Experiment 1 was the first attempt to connect all the services in a distributed manner. With the lessons learned from that experiment, Experiment 2 was able to connect all the services, share information via mission command and battle management systems, and display the data to inform decision makers.
“Here at JMC, we’re running the network, but we’re also experimenting with this new visualization tool to achieve a common operational picture where you can see all the domains on one screen to help commanders understand when is the right time to converge,” Shell said. “So, that’s what I’m excited about. It’s government-owned software that we’re going to tweak to get after a representative common operational picture.”
Experiment 2 connected a number of Army nodes, including JMC and the Fires Capabilities Development and Integration Directorate Battle Lab at Fort Bliss, Texas; the Mission Command Battle Lab at Fort Leavenworth, Kansas; the Regional Hub Node Experimental at Fort Gordon, Georgia; as well as the Intelligence and Security Command using their cloud initiative intel tool at Fort Bragg, North Carolina.
All those Army nodes used JMC’s network to tap into the Air Force Shadow Operations Center at Nellis Air Force Base. The Navy and Marines also used JMC’s Network to tie into the experiment.

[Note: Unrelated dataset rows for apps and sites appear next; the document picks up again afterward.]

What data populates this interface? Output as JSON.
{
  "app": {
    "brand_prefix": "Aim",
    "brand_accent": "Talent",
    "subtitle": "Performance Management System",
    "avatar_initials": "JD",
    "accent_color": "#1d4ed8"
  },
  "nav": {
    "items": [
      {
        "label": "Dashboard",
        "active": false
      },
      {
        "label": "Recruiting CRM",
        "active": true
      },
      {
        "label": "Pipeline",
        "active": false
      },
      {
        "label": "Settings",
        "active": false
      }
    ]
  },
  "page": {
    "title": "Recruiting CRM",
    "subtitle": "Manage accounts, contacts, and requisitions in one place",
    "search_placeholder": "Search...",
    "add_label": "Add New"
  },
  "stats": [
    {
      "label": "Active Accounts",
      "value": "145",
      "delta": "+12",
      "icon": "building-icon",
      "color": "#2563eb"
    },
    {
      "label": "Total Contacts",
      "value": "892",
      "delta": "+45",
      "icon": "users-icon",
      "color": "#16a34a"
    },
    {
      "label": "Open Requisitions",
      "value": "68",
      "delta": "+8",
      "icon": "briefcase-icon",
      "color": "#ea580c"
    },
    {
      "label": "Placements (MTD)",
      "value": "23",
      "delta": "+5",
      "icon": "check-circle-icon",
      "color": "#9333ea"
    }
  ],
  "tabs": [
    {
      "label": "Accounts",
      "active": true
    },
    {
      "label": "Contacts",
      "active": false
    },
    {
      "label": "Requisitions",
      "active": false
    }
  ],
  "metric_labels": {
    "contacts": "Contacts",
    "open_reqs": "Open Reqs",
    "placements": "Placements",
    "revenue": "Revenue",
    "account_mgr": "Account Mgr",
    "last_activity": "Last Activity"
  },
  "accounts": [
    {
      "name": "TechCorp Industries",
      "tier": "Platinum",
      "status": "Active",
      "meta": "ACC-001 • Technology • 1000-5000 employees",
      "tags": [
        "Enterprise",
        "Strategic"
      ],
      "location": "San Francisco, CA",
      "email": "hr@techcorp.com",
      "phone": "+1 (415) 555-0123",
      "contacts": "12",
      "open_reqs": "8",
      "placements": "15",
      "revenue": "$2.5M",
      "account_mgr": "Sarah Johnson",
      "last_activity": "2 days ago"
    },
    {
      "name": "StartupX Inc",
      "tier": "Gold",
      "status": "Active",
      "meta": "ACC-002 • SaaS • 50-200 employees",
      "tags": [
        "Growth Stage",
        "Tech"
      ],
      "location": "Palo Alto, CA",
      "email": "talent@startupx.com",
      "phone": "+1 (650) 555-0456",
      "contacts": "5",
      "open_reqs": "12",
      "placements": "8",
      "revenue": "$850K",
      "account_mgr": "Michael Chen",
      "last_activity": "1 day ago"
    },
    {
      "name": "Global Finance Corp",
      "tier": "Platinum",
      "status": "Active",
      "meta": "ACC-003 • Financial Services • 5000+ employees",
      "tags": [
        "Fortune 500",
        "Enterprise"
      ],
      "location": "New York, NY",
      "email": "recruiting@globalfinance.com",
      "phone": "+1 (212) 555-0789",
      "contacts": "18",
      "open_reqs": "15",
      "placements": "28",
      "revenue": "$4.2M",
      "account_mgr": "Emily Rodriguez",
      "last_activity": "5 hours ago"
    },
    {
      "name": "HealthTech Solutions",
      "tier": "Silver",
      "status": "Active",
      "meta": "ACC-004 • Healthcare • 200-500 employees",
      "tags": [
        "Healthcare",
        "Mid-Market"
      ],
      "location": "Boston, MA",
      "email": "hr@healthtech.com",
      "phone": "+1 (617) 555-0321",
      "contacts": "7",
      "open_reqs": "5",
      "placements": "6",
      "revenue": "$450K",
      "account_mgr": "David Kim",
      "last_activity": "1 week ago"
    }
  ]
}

Experiment 2 was a significant success, with JMC personnel keeping the network running through active efforts like managing firewalls to communicate jointly, said Eddie Bautista, Air Common Operational Picture planner at JMC.
“We monitored, installed, implemented, and maintained the entire network, which is a pretty big task, when you think about the component commands involved, the security classification, tactical IP space, strategic IP space, the integration of all of that,” Bautista said.
Using the Navy’s Next Generation Threat System, Experiment 2 was able to run a detailed simulation in an Indo-Pacific environment, Bautista said. When threats like an enemy cruise missile were launched, all the service nodes could see the attack on their displays.
The way forward on Multi-Domain Operations will be to continue to integrate the joint and multinational services into the efforts, Shell said.
“From an Army perspective, we do that very well with a lot of our multinational partners because we’ve been focused on it, but in many cases we’re trying to get back to where we integrate with our joint team better,” Shell said. “This is a venue as part of this whole Joint All-Domain Command and Control campaign where all the services can come in and experiment with our current and future mission command systems. It gives us an opportunity to synergize on that. That’s a good news story.”
As the Joint All-Domain Command and Control and Army modernization efforts move forward, there are three time spans to focus on, Shell said. Currently, the services are trying to speed up the material solutions available. In the next five years, the effort will be focused on what the capability gaps are and working on programing and translation interfaces to get different systems to work together.
In the future, every product will have interoperability built in so that the requirement for building unique interfaces between different sensors, shooters, and applications will be significantly reduced.
After a successful Experiment 2, JMC will continue to push forward toward joint, multinational Multi-Domain Operations. The next leap ahead will come during Joint Warfighting Assessment 20, taking place from May 2-12 in Germany and Poland.
JWA 20 is the Army’s largest annual live, multination experiment, focused on Multi-Domain Operations. JWAs focus on refining concepts, capabilities and formations through soldier and leader feedback at live experiments.